**PROMPT**
Your copy should match the entries exactly, with the pictures left out.

*** DATA FOR THIS TASK

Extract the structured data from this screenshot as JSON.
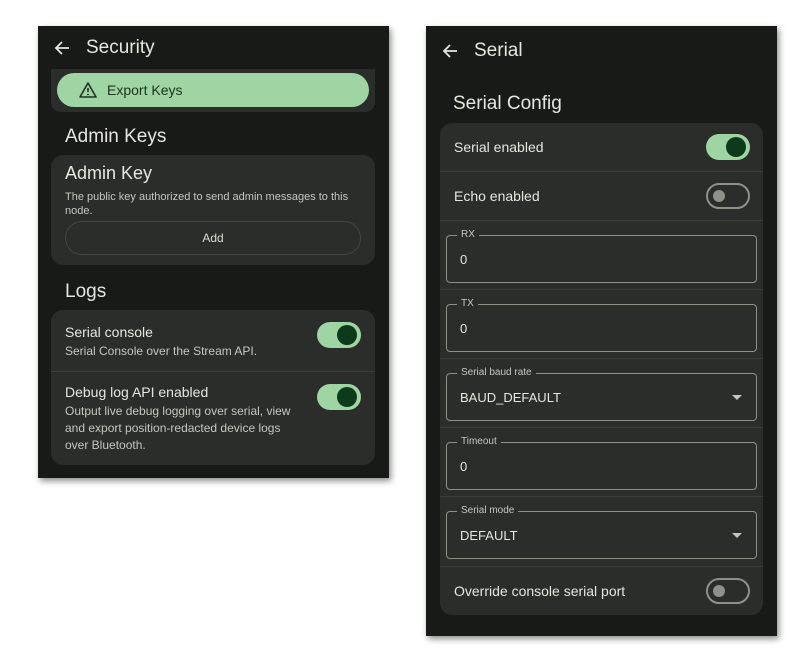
{
  "left": {
    "title": "Security",
    "export_keys_label": "Export Keys",
    "admin_keys_heading": "Admin Keys",
    "admin_key": {
      "title": "Admin Key",
      "description": "The public key authorized to send admin messages to this node.",
      "add_label": "Add"
    },
    "logs_heading": "Logs",
    "logs": [
      {
        "title": "Serial console",
        "subtitle": "Serial Console over the Stream API.",
        "enabled": true
      },
      {
        "title": "Debug log API enabled",
        "subtitle": "Output live debug logging over serial, view and export position-redacted device logs over Bluetooth.",
        "enabled": true
      }
    ]
  },
  "right": {
    "title": "Serial",
    "section_heading": "Serial Config",
    "serial_enabled": {
      "label": "Serial enabled",
      "enabled": true
    },
    "echo_enabled": {
      "label": "Echo enabled",
      "enabled": false
    },
    "rx": {
      "label": "RX",
      "value": "0"
    },
    "tx": {
      "label": "TX",
      "value": "0"
    },
    "baud": {
      "label": "Serial baud rate",
      "value": "BAUD_DEFAULT"
    },
    "timeout": {
      "label": "Timeout",
      "value": "0"
    },
    "mode": {
      "label": "Serial mode",
      "value": "DEFAULT"
    },
    "override": {
      "label": "Override console serial port",
      "enabled": false
    }
  },
  "colors": {
    "background": "#181a17",
    "card": "#2b2d2a",
    "accent": "#9fd5a2",
    "toggle_knob_on": "#0e3a1c"
  },
  "icons": {
    "back": "arrow-back-icon",
    "warning": "warning-icon",
    "dropdown": "chevron-down-icon"
  }
}
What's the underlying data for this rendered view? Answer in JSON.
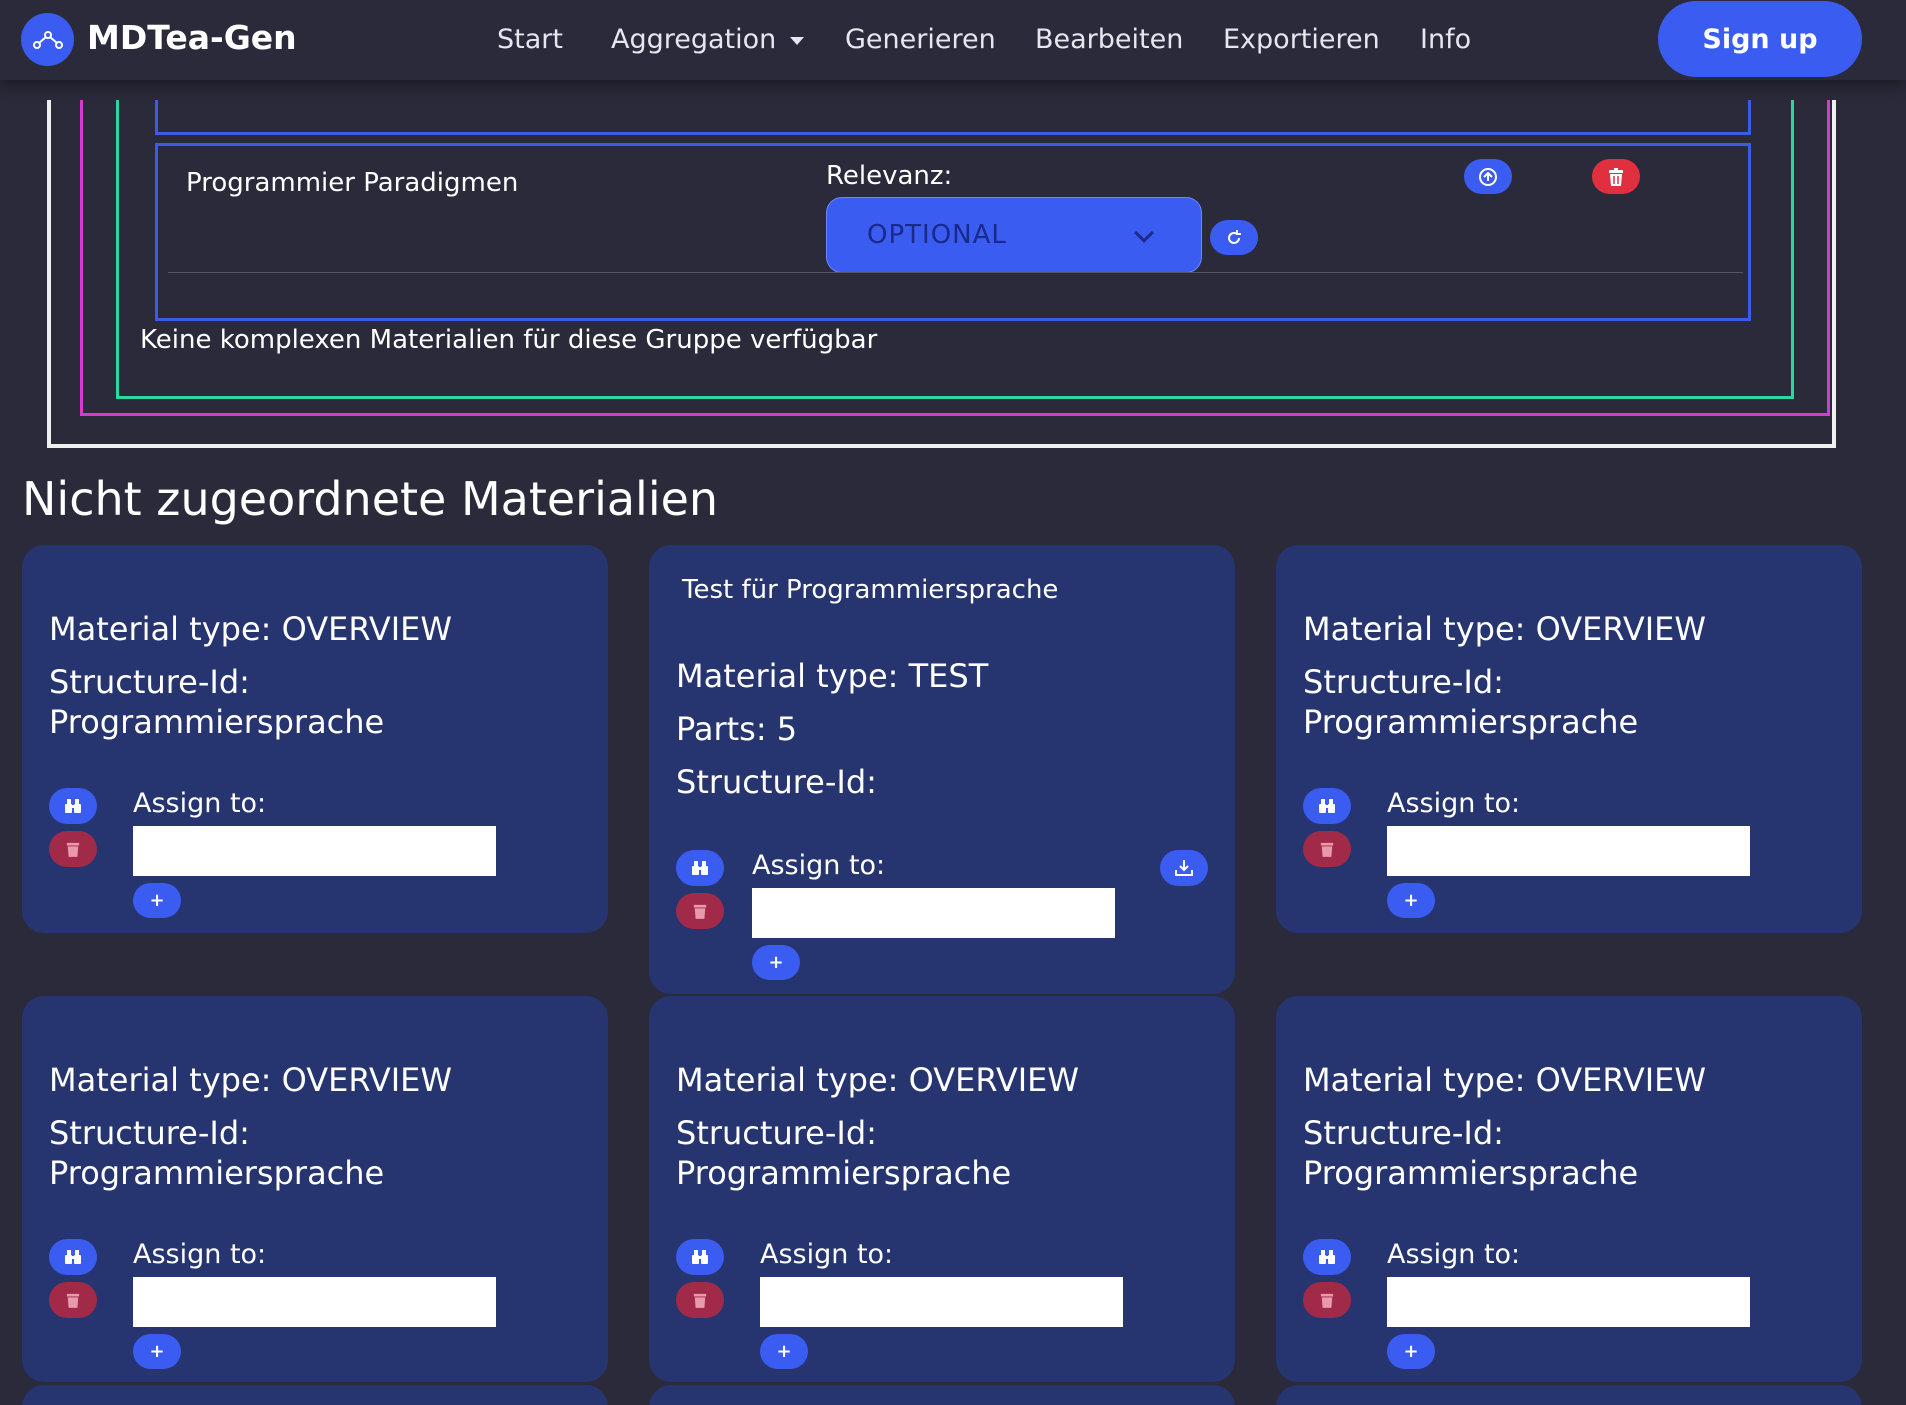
{
  "navbar": {
    "brand": "MDTea-Gen",
    "links": [
      "Start",
      "Aggregation",
      "Generieren",
      "Bearbeiten",
      "Exportieren",
      "Info"
    ],
    "signup": "Sign up"
  },
  "structure": {
    "node_title": "Programmier Paradigmen",
    "relevanz_label": "Relevanz:",
    "relevanz_value": "OPTIONAL",
    "no_complex_materials": "Keine komplexen Materialien für diese Gruppe verfügbar"
  },
  "section_heading": "Nicht zugeordnete Materialien",
  "assign_label": "Assign to:",
  "plus_label": "+",
  "cards": [
    {
      "header": "",
      "lines": [
        "Material type: OVERVIEW",
        "Structure-Id:",
        "Programmiersprache"
      ]
    },
    {
      "header": "Test für Programmiersprache",
      "lines": [
        "Material type: TEST",
        "Parts: 5",
        "Structure-Id:"
      ]
    },
    {
      "header": "",
      "lines": [
        "Material type: OVERVIEW",
        "Structure-Id:",
        "Programmiersprache"
      ]
    },
    {
      "header": "",
      "lines": [
        "Material type: OVERVIEW",
        "Structure-Id:",
        "Programmiersprache"
      ]
    },
    {
      "header": "",
      "lines": [
        "Material type: OVERVIEW",
        "Structure-Id:",
        "Programmiersprache"
      ]
    },
    {
      "header": "",
      "lines": [
        "Material type: OVERVIEW",
        "Structure-Id:",
        "Programmiersprache"
      ]
    }
  ],
  "icons": {
    "logo": "network-icon",
    "move_up": "arrow-up-circle-icon",
    "delete": "trash-icon",
    "reset": "refresh-icon",
    "view": "binoculars-icon",
    "download": "download-icon",
    "dropdown": "chevron-down-icon"
  },
  "colors": {
    "background": "#2a2a3a",
    "primary": "#3b5cf0",
    "danger": "#e03040",
    "card": "#263470",
    "frame_pink": "#d63ad0",
    "frame_green": "#2ad8a0",
    "frame_blue": "#3a5ce8"
  }
}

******

**SOLUTION BELOW**
Extract the structured data from this screenshot as JSON.
{
  "left": {
    "title": "Security",
    "export_keys_label": "Export Keys",
    "admin_keys_heading": "Admin Keys",
    "admin_key": {
      "title": "Admin Key",
      "description": "The public key authorized to send admin messages to this node.",
      "add_label": "Add"
    },
    "logs_heading": "Logs",
    "logs": [
      {
        "title": "Serial console",
        "subtitle": "Serial Console over the Stream API.",
        "enabled": true
      },
      {
        "title": "Debug log API enabled",
        "subtitle": "Output live debug logging over serial, view and export position-redacted device logs over Bluetooth.",
        "enabled": true
      }
    ]
  },
  "right": {
    "title": "Serial",
    "section_heading": "Serial Config",
    "serial_enabled": {
      "label": "Serial enabled",
      "enabled": true
    },
    "echo_enabled": {
      "label": "Echo enabled",
      "enabled": false
    },
    "rx": {
      "label": "RX",
      "value": "0"
    },
    "tx": {
      "label": "TX",
      "value": "0"
    },
    "baud": {
      "label": "Serial baud rate",
      "value": "BAUD_DEFAULT"
    },
    "timeout": {
      "label": "Timeout",
      "value": "0"
    },
    "mode": {
      "label": "Serial mode",
      "value": "DEFAULT"
    },
    "override": {
      "label": "Override console serial port",
      "enabled": false
    }
  },
  "colors": {
    "background": "#181a17",
    "card": "#2b2d2a",
    "accent": "#9fd5a2",
    "toggle_knob_on": "#0e3a1c"
  },
  "icons": {
    "back": "arrow-back-icon",
    "warning": "warning-icon",
    "dropdown": "chevron-down-icon"
  }
}
What's the underlying data for this rendered view? Answer in JSON.
{
  "navbar": {
    "brand": "MDTea-Gen",
    "links": [
      "Start",
      "Aggregation",
      "Generieren",
      "Bearbeiten",
      "Exportieren",
      "Info"
    ],
    "signup": "Sign up"
  },
  "structure": {
    "node_title": "Programmier Paradigmen",
    "relevanz_label": "Relevanz:",
    "relevanz_value": "OPTIONAL",
    "no_complex_materials": "Keine komplexen Materialien für diese Gruppe verfügbar"
  },
  "section_heading": "Nicht zugeordnete Materialien",
  "assign_label": "Assign to:",
  "plus_label": "+",
  "cards": [
    {
      "header": "",
      "lines": [
        "Material type: OVERVIEW",
        "Structure-Id:",
        "Programmiersprache"
      ]
    },
    {
      "header": "Test für Programmiersprache",
      "lines": [
        "Material type: TEST",
        "Parts: 5",
        "Structure-Id:"
      ]
    },
    {
      "header": "",
      "lines": [
        "Material type: OVERVIEW",
        "Structure-Id:",
        "Programmiersprache"
      ]
    },
    {
      "header": "",
      "lines": [
        "Material type: OVERVIEW",
        "Structure-Id:",
        "Programmiersprache"
      ]
    },
    {
      "header": "",
      "lines": [
        "Material type: OVERVIEW",
        "Structure-Id:",
        "Programmiersprache"
      ]
    },
    {
      "header": "",
      "lines": [
        "Material type: OVERVIEW",
        "Structure-Id:",
        "Programmiersprache"
      ]
    }
  ],
  "icons": {
    "logo": "network-icon",
    "move_up": "arrow-up-circle-icon",
    "delete": "trash-icon",
    "reset": "refresh-icon",
    "view": "binoculars-icon",
    "download": "download-icon",
    "dropdown": "chevron-down-icon"
  },
  "colors": {
    "background": "#2a2a3a",
    "primary": "#3b5cf0",
    "danger": "#e03040",
    "card": "#263470",
    "frame_pink": "#d63ad0",
    "frame_green": "#2ad8a0",
    "frame_blue": "#3a5ce8"
  }
}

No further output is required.